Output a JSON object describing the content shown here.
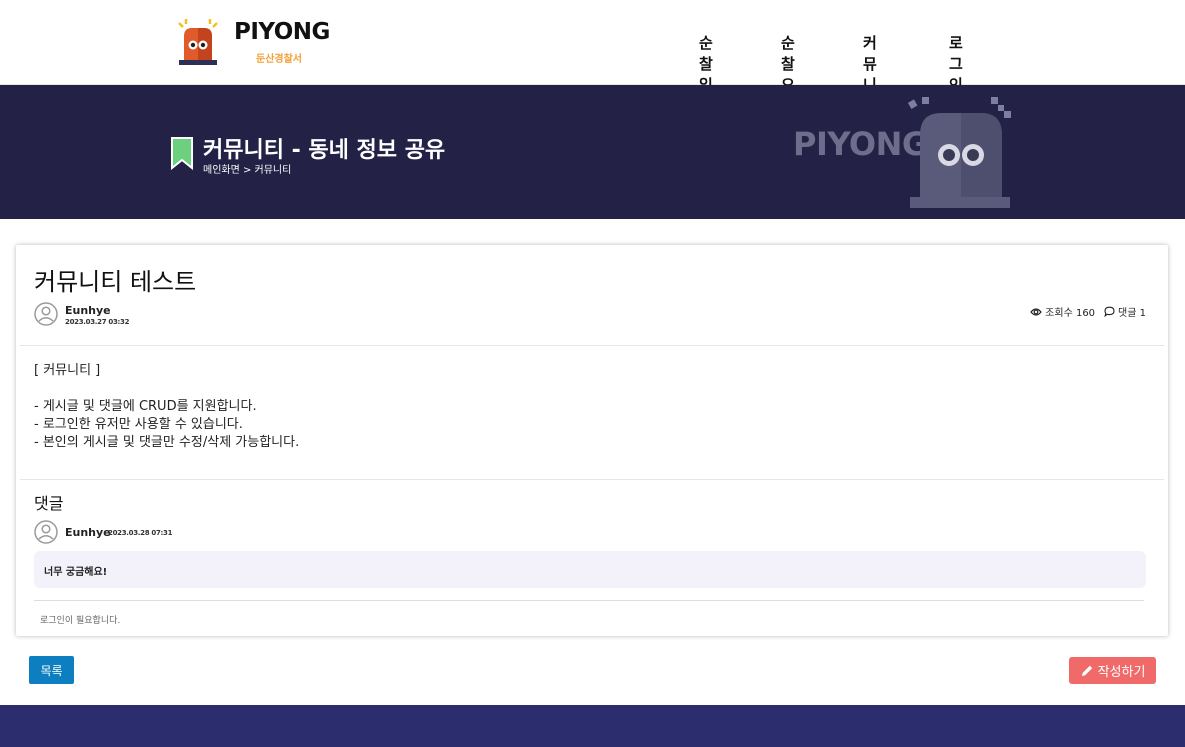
{
  "header": {
    "logo_text": "PIYONG",
    "logo_sub": "둔산경찰서",
    "nav": [
      "순찰일지",
      "순찰요청",
      "커뮤니티",
      "로그인"
    ]
  },
  "hero": {
    "title": "커뮤니티 - 동네 정보 공유",
    "breadcrumb": "메인화면 > 커뮤니티",
    "brand": "PIYONG"
  },
  "post": {
    "title": "커뮤니티 테스트",
    "author": "Eunhye",
    "date": "2023.03.27 03:32",
    "views_label": "조회수 160",
    "comments_label": "댓글 1",
    "content_lines": [
      "[ 커뮤니티 ]",
      "",
      "- 게시글 및 댓글에 CRUD를 지원합니다.",
      "- 로그인한 유저만 사용할 수 있습니다.",
      "- 본인의 게시글 및 댓글만 수정/삭제 가능합니다."
    ]
  },
  "comments": {
    "heading": "댓글",
    "items": [
      {
        "author": "Eunhye",
        "date": "2023.03.28 07:31",
        "text": "너무 궁금해요!"
      }
    ],
    "login_note": "로그인이 필요합니다."
  },
  "actions": {
    "list_label": "목록",
    "write_label": "작성하기"
  },
  "colors": {
    "hero_bg": "#232145",
    "footer_bg": "#2c2d6e",
    "primary_button": "#0d7fc1",
    "write_button": "#f16a6a",
    "bookmark": "#6cd07e",
    "logo_sub": "#f2a23a"
  }
}
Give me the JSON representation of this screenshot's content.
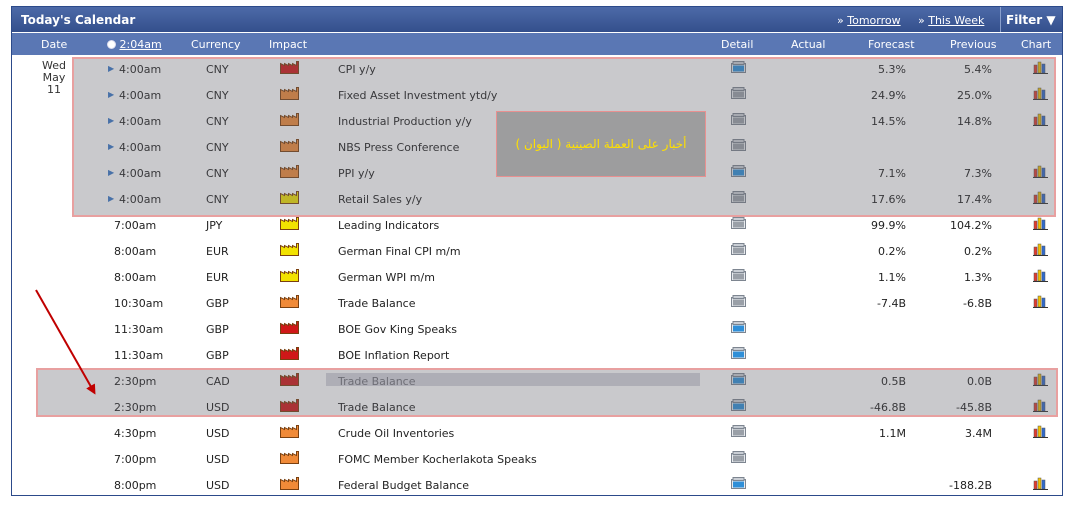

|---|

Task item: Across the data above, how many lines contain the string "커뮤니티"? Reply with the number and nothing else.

Your solution: 5